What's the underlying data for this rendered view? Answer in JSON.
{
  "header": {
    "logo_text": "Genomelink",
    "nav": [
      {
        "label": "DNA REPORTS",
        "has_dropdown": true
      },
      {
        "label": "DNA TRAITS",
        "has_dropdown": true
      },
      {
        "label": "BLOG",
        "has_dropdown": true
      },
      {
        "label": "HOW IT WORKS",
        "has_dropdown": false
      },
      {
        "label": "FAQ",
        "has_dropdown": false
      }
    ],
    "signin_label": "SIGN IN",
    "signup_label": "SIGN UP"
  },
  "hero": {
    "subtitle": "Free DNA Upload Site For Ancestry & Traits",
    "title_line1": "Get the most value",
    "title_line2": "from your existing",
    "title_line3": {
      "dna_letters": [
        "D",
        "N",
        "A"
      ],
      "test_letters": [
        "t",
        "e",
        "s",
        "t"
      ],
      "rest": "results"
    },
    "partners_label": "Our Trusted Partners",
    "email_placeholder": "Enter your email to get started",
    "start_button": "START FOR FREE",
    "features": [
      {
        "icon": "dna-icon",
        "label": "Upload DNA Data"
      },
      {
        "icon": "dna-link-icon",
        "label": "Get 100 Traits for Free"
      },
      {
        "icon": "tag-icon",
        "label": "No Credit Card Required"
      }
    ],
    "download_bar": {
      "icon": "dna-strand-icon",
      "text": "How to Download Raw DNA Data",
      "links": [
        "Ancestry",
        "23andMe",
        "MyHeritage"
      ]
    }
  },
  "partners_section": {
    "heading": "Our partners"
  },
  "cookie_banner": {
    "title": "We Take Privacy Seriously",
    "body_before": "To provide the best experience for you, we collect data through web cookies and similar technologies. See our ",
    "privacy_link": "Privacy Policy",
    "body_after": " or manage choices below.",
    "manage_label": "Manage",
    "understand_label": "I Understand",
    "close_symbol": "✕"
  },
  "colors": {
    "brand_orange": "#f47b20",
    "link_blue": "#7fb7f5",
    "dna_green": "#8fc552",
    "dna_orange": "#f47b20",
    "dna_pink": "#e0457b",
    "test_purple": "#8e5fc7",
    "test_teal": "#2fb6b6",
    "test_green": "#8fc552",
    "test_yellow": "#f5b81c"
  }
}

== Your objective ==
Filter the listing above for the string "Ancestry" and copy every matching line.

== Answer to this problem ==
    "subtitle": "Free DNA Upload Site For Ancestry & Traits",
        "Ancestry",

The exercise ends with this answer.